## Activity:
Each entry must be output exactly as it appears.

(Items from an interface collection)
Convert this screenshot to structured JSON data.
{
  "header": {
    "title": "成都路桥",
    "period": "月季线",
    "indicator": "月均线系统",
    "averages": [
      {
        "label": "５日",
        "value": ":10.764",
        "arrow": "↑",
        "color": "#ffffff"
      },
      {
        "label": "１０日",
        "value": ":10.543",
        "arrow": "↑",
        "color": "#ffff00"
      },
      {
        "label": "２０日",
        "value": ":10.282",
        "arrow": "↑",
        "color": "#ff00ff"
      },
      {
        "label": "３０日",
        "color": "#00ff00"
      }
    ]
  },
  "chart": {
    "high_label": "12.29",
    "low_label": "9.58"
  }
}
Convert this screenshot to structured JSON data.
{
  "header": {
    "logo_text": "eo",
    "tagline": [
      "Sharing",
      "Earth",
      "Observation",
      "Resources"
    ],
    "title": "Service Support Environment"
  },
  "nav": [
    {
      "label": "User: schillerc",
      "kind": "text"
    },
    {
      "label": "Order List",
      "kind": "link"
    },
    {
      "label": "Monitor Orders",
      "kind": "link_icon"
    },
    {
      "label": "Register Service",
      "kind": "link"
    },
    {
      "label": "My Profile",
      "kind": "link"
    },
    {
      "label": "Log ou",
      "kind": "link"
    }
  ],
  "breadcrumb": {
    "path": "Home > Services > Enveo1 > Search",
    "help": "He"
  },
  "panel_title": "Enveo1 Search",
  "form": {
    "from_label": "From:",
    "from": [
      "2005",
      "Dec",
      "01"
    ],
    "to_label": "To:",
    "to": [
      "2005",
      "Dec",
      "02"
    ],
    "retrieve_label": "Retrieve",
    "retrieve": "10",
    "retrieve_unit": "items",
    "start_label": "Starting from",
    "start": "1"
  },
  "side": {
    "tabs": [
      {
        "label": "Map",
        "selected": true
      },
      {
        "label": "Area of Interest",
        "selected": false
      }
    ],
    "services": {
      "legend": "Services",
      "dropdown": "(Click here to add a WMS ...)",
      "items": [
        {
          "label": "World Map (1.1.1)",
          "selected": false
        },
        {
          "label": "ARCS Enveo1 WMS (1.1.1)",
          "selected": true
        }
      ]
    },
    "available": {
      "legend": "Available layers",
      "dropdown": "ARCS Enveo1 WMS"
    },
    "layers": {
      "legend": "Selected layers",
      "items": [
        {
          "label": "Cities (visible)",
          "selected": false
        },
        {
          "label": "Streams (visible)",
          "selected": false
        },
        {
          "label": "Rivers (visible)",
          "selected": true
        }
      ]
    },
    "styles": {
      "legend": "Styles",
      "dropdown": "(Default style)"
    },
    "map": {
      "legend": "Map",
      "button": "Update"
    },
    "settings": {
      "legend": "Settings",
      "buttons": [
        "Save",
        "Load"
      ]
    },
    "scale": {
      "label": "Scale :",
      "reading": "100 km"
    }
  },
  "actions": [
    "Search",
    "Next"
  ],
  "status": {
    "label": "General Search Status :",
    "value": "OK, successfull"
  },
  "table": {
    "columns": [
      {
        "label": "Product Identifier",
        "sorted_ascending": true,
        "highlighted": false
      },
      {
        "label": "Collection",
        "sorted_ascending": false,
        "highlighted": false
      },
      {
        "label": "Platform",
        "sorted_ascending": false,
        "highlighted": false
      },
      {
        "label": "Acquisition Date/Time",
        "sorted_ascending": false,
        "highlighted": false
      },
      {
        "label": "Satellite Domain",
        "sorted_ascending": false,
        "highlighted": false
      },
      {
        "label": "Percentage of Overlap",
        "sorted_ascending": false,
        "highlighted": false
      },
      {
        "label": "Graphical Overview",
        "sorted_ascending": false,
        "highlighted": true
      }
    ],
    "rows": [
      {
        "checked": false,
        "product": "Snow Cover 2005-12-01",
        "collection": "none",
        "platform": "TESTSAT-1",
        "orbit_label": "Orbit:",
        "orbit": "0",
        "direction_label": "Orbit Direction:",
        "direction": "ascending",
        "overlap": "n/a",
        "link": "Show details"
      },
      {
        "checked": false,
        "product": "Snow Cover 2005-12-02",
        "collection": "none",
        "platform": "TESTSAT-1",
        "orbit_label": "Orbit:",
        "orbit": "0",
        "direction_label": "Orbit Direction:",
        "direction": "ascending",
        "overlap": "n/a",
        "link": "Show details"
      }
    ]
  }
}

## Task answer:
Convert this screenshot to structured JSON data.
{
  "header": {
    "title": "成都路桥",
    "period": "月季线",
    "indicator": "月均线系统",
    "averages": [
      {
        "label": "５日",
        "value": ":10.764",
        "arrow": "↑",
        "color": "#ffffff"
      },
      {
        "label": "１０日",
        "value": ":10.543",
        "arrow": "↑",
        "color": "#ffff00"
      },
      {
        "label": "２０日",
        "value": ":10.282",
        "arrow": "↑",
        "color": "#ff00ff"
      },
      {
        "label": "３０日",
        "color": "#00ff00"
      }
    ]
  },
  "chart": {
    "high_label": "12.29",
    "low_label": "9.58"
  }
}
Convert this screenshot to structured JSON data.
{
  "header": {
    "logo_text": "eo",
    "tagline": [
      "Sharing",
      "Earth",
      "Observation",
      "Resources"
    ],
    "title": "Service Support Environment"
  },
  "nav": [
    {
      "label": "User: schillerc",
      "kind": "text"
    },
    {
      "label": "Order List",
      "kind": "link"
    },
    {
      "label": "Monitor Orders",
      "kind": "link_icon"
    },
    {
      "label": "Register Service",
      "kind": "link"
    },
    {
      "label": "My Profile",
      "kind": "link"
    },
    {
      "label": "Log ou",
      "kind": "link"
    }
  ],
  "breadcrumb": {
    "path": "Home > Services > Enveo1 > Search",
    "help": "He"
  },
  "panel_title": "Enveo1 Search",
  "form": {
    "from_label": "From:",
    "from": [
      "2005",
      "Dec",
      "01"
    ],
    "to_label": "To:",
    "to": [
      "2005",
      "Dec",
      "02"
    ],
    "retrieve_label": "Retrieve",
    "retrieve": "10",
    "retrieve_unit": "items",
    "start_label": "Starting from",
    "start": "1"
  },
  "side": {
    "tabs": [
      {
        "label": "Map",
        "selected": true
      },
      {
        "label": "Area of Interest",
        "selected": false
      }
    ],
    "services": {
      "legend": "Services",
      "dropdown": "(Click here to add a WMS ...)",
      "items": [
        {
          "label": "World Map (1.1.1)",
          "selected": false
        },
        {
          "label": "ARCS Enveo1 WMS (1.1.1)",
          "selected": true
        }
      ]
    },
    "available": {
      "legend": "Available layers",
      "dropdown": "ARCS Enveo1 WMS"
    },
    "layers": {
      "legend": "Selected layers",
      "items": [
        {
          "label": "Cities (visible)",
          "selected": false
        },
        {
          "label": "Streams (visible)",
          "selected": false
        },
        {
          "label": "Rivers (visible)",
          "selected": true
        }
      ]
    },
    "styles": {
      "legend": "Styles",
      "dropdown": "(Default style)"
    },
    "map": {
      "legend": "Map",
      "button": "Update"
    },
    "settings": {
      "legend": "Settings",
      "buttons": [
        "Save",
        "Load"
      ]
    },
    "scale": {
      "label": "Scale :",
      "reading": "100 km"
    }
  },
  "actions": [
    "Search",
    "Next"
  ],
  "status": {
    "label": "General Search Status :",
    "value": "OK, successfull"
  },
  "table": {
    "columns": [
      {
        "label": "Product Identifier",
        "sorted_ascending": true,
        "highlighted": false
      },
      {
        "label": "Collection",
        "sorted_ascending": false,
        "highlighted": false
      },
      {
        "label": "Platform",
        "sorted_ascending": false,
        "highlighted": false
      },
      {
        "label": "Acquisition Date/Time",
        "sorted_ascending": false,
        "highlighted": false
      },
      {
        "label": "Satellite Domain",
        "sorted_ascending": false,
        "highlighted": false
      },
      {
        "label": "Percentage of Overlap",
        "sorted_ascending": false,
        "highlighted": false
      },
      {
        "label": "Graphical Overview",
        "sorted_ascending": false,
        "highlighted": true
      }
    ],
    "rows": [
      {
        "checked": false,
        "product": "Snow Cover 2005-12-01",
        "collection": "none",
        "platform": "TESTSAT-1",
        "orbit_label": "Orbit:",
        "orbit": "0",
        "direction_label": "Orbit Direction:",
        "direction": "ascending",
        "overlap": "n/a",
        "link": "Show details"
      },
      {
        "checked": false,
        "product": "Snow Cover 2005-12-02",
        "collection": "none",
        "platform": "TESTSAT-1",
        "orbit_label": "Orbit:",
        "orbit": "0",
        "direction_label": "Orbit Direction:",
        "direction": "ascending",
        "overlap": "n/a",
        "link": "Show details"
      }
    ]
  }
}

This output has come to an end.